- **Exercise aim**: In the material below, identify each line bearing the word "terror". Reproduce those lines.

- **Task inputs**:
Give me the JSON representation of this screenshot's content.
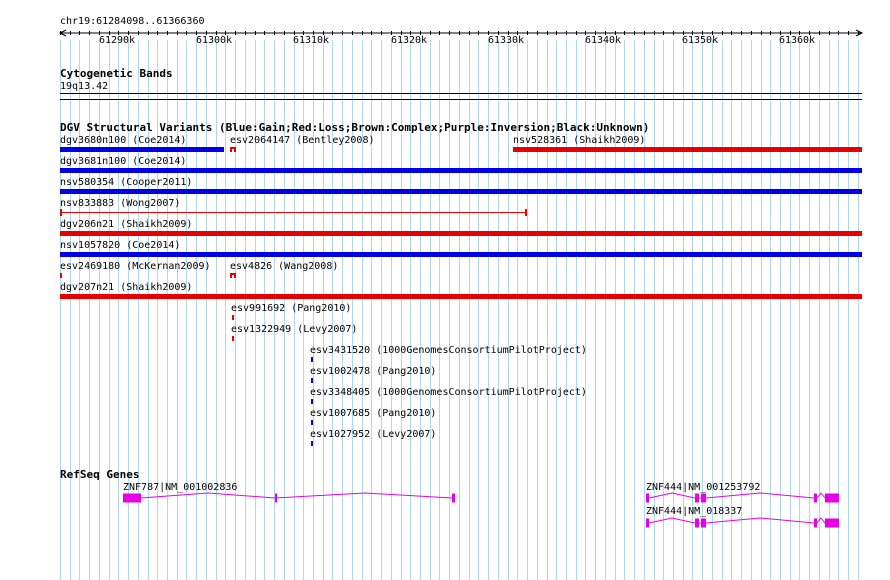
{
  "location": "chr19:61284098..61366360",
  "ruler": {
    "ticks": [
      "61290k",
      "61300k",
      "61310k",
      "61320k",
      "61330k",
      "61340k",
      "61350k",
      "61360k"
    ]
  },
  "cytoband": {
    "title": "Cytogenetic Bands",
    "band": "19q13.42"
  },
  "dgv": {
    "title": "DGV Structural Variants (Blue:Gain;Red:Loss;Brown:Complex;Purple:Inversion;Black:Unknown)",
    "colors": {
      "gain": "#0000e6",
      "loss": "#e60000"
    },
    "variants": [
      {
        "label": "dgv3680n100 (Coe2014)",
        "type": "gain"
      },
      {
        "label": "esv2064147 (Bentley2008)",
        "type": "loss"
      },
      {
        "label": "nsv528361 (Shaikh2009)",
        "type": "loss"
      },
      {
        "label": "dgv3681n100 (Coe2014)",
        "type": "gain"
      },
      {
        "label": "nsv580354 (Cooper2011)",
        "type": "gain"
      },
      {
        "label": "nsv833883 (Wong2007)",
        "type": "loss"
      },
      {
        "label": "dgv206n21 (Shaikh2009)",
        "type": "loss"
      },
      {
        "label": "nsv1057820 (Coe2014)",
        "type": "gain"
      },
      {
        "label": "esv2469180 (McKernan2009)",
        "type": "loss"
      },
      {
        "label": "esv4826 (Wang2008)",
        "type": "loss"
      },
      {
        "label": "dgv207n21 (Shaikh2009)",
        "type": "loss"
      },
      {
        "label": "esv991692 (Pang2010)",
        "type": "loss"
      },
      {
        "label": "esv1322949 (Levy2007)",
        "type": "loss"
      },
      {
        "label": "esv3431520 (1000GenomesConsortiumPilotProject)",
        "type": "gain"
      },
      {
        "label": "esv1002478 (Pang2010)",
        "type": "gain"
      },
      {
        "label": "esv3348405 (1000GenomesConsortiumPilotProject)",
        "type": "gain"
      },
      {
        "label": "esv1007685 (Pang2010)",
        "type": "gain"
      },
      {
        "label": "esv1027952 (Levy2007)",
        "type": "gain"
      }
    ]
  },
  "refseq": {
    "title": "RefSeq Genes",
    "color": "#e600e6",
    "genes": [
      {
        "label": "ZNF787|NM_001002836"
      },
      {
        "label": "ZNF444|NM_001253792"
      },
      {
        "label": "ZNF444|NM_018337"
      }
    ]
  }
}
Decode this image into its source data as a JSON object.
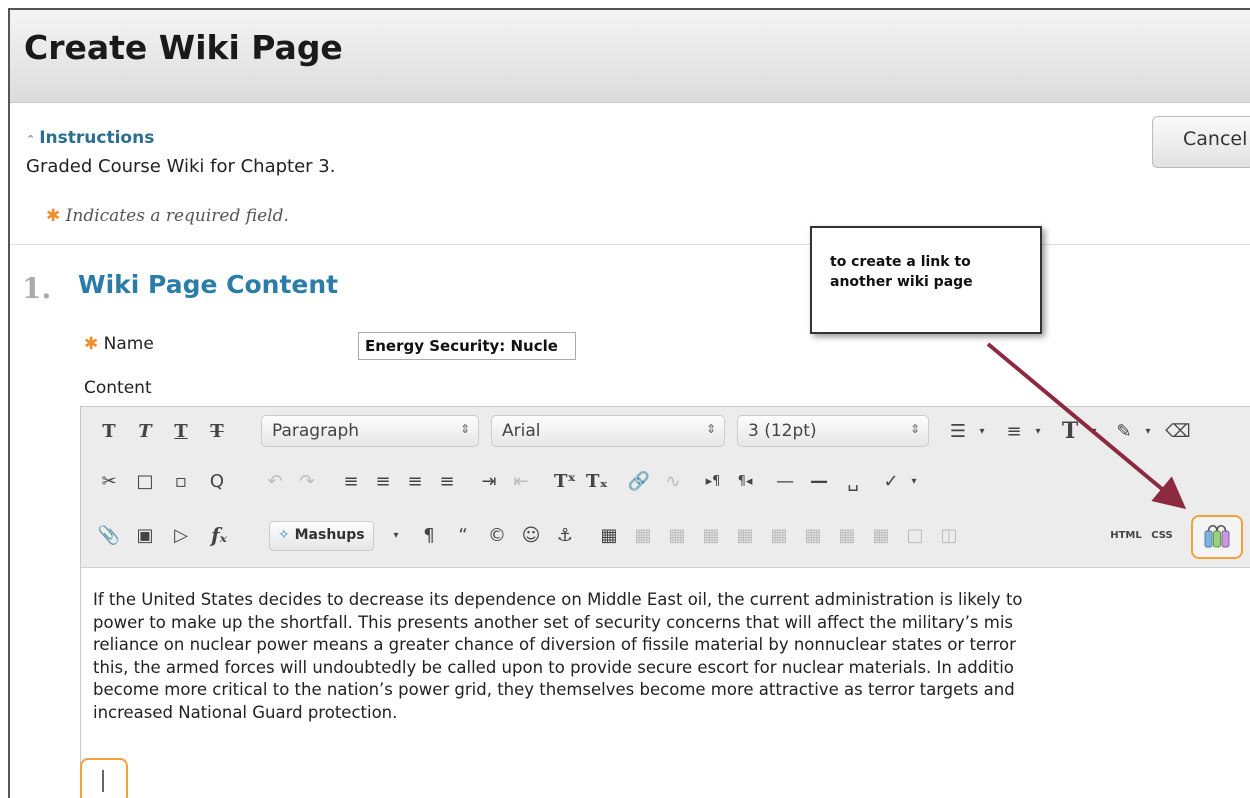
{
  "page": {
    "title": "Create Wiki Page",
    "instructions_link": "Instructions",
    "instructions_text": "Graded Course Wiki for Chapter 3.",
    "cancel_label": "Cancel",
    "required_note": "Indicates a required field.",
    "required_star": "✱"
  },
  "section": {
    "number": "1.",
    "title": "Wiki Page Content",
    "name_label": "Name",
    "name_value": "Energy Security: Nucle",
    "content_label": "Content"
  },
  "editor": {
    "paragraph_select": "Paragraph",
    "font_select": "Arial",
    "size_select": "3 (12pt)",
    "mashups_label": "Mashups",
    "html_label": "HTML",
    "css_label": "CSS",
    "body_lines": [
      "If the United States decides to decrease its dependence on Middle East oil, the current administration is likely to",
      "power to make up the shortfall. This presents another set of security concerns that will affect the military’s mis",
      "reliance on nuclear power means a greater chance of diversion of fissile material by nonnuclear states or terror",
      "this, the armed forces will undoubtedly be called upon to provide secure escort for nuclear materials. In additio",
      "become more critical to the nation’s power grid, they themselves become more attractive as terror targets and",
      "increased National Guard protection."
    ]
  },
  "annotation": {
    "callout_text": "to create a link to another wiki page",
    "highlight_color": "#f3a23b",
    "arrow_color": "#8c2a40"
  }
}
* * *
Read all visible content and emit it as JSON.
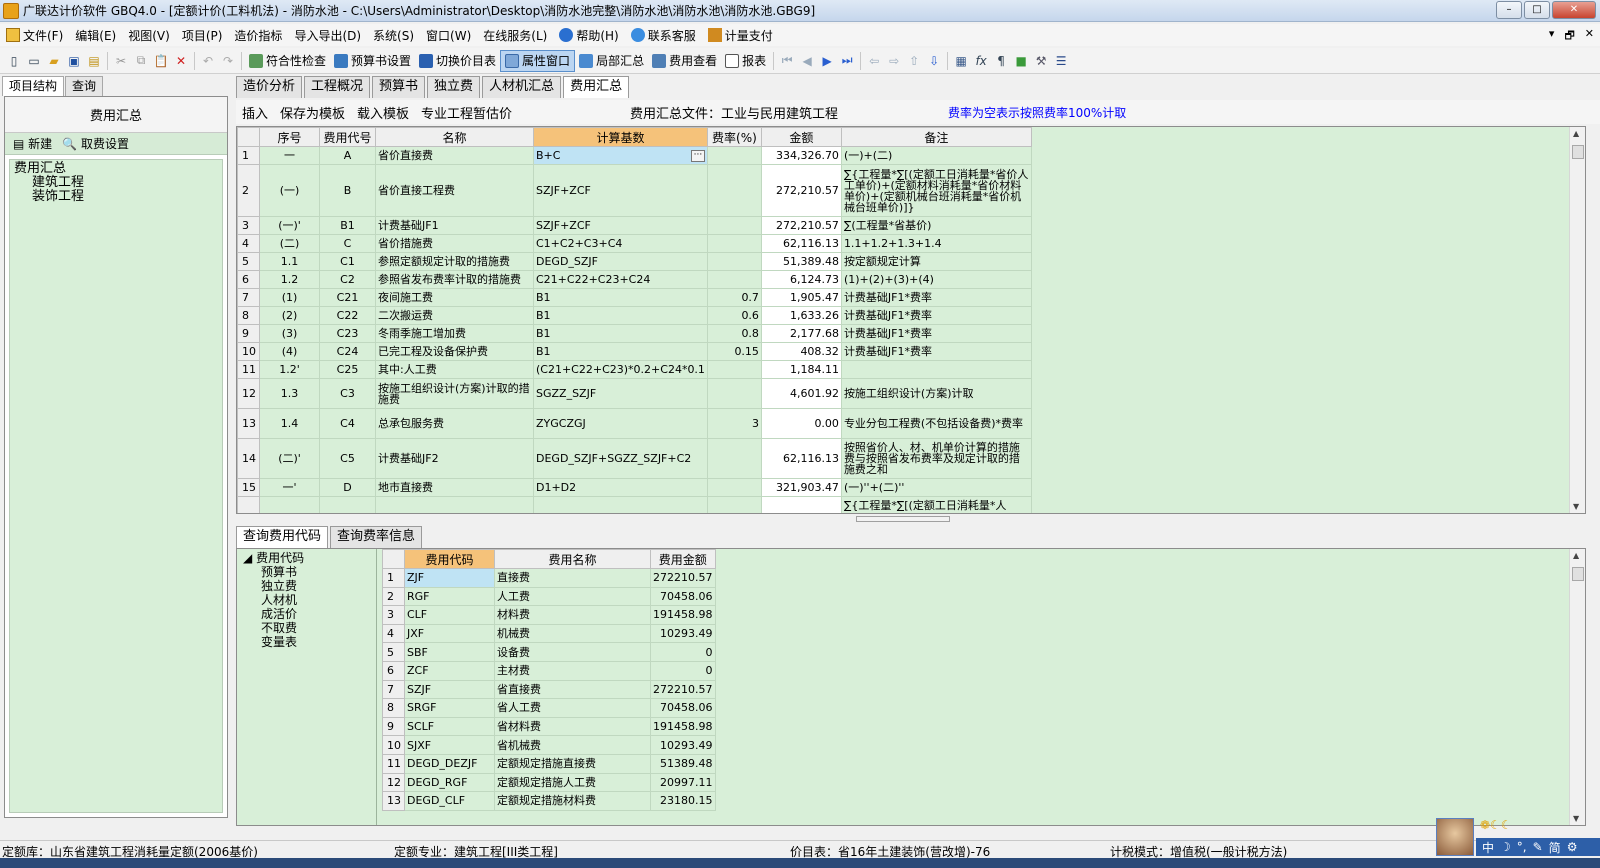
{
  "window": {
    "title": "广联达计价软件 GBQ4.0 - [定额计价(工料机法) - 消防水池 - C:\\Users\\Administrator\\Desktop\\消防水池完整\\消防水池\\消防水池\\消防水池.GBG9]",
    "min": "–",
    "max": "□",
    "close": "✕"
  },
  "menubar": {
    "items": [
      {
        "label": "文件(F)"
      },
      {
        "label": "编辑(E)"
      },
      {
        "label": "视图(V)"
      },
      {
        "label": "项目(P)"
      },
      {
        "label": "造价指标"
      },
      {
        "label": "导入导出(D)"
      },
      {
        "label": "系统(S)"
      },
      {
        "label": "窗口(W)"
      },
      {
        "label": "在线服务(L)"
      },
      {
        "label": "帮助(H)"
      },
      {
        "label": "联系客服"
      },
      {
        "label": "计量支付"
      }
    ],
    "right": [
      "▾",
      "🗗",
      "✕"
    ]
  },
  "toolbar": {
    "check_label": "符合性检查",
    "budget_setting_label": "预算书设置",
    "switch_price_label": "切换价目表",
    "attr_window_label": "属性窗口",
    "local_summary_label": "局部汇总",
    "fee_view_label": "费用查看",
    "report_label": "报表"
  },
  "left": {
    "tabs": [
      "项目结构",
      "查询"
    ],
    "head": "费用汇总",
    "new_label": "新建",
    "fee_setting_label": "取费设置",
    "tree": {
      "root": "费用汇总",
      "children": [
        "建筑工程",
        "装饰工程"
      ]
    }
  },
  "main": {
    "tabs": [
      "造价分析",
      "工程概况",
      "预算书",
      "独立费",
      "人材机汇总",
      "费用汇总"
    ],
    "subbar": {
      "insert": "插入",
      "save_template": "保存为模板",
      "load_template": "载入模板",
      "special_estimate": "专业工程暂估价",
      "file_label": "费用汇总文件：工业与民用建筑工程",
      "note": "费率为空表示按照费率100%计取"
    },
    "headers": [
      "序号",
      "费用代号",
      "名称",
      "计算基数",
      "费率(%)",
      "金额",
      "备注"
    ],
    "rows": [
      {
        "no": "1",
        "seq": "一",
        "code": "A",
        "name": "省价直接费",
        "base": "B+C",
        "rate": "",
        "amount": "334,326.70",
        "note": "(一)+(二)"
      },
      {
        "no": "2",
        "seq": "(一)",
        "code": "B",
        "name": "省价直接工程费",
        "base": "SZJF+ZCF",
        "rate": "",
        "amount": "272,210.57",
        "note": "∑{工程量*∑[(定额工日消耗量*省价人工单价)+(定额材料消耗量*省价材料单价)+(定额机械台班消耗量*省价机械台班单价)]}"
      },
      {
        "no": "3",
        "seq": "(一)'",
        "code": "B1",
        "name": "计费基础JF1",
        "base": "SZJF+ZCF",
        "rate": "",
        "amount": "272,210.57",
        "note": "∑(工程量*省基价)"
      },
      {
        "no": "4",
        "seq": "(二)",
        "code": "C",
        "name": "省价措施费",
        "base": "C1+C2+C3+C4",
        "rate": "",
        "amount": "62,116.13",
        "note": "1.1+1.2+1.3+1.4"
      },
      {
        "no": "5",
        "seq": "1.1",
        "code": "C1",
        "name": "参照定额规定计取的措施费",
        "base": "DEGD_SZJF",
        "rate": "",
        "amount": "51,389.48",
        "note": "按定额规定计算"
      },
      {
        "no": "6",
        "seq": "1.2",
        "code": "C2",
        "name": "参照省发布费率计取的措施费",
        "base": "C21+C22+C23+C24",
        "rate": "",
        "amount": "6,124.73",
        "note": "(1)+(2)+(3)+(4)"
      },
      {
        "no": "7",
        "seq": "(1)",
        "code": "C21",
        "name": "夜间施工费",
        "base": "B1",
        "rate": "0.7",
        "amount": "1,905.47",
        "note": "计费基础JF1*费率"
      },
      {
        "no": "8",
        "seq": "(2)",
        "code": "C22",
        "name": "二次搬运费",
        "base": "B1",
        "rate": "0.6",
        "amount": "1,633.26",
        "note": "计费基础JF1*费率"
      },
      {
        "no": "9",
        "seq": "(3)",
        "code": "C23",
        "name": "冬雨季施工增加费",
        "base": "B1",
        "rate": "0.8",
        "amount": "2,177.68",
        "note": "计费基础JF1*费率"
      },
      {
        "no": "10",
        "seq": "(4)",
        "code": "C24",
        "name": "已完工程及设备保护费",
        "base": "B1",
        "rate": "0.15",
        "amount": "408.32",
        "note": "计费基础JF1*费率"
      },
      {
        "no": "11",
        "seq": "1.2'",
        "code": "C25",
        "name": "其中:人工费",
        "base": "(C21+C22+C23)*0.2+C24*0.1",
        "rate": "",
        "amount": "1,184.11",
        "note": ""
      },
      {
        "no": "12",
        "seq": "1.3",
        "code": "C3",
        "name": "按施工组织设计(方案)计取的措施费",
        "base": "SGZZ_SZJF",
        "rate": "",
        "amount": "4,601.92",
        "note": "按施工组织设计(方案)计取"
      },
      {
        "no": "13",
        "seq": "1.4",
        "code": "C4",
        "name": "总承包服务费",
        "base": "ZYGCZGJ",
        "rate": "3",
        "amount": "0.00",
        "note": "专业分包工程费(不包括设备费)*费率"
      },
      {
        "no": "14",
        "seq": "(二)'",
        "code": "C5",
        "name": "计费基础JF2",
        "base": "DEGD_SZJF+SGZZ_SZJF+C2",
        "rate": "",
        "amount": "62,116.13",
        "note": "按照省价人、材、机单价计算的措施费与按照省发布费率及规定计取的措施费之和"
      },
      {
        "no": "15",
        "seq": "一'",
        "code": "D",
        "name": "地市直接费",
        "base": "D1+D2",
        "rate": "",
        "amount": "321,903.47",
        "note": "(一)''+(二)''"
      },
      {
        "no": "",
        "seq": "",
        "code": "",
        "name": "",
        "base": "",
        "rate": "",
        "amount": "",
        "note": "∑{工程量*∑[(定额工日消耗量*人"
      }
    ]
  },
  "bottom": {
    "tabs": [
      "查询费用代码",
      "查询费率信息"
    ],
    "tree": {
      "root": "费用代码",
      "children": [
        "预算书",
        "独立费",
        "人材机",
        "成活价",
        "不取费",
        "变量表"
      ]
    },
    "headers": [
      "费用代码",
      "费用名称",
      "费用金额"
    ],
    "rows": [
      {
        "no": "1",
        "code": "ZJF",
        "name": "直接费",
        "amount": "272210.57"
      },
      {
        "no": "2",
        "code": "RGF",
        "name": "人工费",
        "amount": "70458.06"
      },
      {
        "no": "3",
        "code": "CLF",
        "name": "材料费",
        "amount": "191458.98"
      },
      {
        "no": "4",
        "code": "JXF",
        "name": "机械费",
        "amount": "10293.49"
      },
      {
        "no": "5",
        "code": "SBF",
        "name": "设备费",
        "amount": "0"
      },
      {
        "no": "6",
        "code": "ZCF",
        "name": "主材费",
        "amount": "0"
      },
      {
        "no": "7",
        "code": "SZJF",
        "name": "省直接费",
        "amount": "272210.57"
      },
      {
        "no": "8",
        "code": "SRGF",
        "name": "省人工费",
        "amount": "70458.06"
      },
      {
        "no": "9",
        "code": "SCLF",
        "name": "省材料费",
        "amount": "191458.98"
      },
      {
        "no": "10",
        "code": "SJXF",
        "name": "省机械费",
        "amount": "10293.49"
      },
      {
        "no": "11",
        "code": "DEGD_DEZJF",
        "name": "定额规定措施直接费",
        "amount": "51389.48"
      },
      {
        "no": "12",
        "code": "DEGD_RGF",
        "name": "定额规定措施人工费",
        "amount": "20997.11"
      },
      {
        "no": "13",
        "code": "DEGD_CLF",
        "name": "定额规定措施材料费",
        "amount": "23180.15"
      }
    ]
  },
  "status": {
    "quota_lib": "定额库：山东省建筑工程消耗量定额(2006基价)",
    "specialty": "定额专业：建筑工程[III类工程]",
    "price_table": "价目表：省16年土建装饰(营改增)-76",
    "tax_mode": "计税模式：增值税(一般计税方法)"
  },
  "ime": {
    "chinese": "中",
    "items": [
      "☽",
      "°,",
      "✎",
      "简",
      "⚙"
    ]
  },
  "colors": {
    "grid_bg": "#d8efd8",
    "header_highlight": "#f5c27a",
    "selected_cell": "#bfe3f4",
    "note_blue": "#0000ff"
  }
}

- **Response**:
      "reliance on nuclear power means a greater chance of diversion of fissile material by nonnuclear states or terror",
      "become more critical to the nation’s power grid, they themselves become more attractive as terror targets and",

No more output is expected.